Narrator:       This is Science Today. A pathogen detector originally designed by researchers at the Lawrence Livermore National Laboratory for Homeland Security purposes, is being investigated for potential medical applications. Lab researcher Kristl Adams says Single-Particle Aerosol Mass Spectrometry, or SPAMS, can be used to rapidly detect tuberculosis.

Adams:           That's kind of a Homeland Security issue, too - obviously, you don't want tuberculosis running rampant in the United States, so it fits right along.

Narrator:       A retrospective, four-month study in an urban Los Angeles emergency room found that a rapid detection method would save health care costs. 

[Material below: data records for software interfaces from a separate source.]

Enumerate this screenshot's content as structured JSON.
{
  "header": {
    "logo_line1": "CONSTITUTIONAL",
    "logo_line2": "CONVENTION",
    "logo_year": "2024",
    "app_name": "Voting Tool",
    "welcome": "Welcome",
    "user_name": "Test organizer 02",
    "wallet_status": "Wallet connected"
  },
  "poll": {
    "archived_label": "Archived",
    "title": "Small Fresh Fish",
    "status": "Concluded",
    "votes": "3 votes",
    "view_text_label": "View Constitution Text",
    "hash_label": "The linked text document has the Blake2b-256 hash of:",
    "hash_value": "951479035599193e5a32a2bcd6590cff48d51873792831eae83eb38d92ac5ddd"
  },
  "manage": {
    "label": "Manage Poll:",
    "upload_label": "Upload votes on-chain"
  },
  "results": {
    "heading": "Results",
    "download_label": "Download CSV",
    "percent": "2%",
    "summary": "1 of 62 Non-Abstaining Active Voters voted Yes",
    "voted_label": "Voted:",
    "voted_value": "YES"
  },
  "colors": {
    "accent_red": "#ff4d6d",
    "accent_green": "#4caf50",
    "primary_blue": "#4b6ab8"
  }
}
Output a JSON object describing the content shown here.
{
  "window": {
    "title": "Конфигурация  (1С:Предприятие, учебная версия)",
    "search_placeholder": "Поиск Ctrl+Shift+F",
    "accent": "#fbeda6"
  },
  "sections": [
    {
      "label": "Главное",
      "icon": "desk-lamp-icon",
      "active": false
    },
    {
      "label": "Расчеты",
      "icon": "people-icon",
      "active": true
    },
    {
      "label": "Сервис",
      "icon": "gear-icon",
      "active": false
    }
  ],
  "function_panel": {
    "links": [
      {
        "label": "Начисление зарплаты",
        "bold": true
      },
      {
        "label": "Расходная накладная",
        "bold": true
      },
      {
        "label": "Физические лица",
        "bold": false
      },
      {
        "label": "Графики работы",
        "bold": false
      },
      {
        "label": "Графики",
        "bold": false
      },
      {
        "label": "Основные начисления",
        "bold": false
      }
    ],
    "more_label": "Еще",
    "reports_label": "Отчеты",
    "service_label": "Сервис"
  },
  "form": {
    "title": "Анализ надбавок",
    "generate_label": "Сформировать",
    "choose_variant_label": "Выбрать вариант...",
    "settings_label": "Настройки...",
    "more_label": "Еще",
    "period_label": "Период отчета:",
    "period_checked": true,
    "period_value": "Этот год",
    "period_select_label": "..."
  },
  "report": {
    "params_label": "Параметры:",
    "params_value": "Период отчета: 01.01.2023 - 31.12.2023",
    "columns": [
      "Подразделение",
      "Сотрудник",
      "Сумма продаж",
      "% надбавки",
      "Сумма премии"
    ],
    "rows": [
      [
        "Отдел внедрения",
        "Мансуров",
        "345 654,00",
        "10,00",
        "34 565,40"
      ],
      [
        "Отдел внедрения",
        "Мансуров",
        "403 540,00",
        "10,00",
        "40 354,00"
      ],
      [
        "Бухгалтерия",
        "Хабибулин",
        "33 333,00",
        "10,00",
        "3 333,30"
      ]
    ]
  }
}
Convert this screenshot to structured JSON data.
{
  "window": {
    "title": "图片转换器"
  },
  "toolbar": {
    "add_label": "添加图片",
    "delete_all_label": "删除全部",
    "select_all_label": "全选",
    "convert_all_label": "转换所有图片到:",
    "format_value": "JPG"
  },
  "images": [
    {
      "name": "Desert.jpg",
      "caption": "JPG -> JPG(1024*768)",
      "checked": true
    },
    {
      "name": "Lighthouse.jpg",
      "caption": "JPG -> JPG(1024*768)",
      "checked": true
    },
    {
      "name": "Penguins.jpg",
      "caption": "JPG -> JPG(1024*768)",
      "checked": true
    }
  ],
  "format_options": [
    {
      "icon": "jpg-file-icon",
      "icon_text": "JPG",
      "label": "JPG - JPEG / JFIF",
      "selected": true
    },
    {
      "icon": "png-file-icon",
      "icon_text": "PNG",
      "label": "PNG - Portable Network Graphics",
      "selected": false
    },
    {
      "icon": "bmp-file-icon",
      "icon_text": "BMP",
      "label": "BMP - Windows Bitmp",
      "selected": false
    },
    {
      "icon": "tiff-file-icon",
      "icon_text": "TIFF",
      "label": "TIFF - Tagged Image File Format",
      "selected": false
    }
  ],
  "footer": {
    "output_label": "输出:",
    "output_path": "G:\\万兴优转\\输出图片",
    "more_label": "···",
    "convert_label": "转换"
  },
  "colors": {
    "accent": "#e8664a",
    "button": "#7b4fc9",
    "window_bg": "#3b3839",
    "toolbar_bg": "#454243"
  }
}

Adams:           624 patients were originally screened for tuberculosis and then out of that 624, 130 chest x-rays were taken and 22 of those patients were placed in isolation. None of those had tuberculosis. So, that's a lot of wasted resources on our health care system. So, if you could screen those people out early with a rapid detection method, you can save a lot of that cost.

Narrator:       For Science Today, I'm Larissa Branin.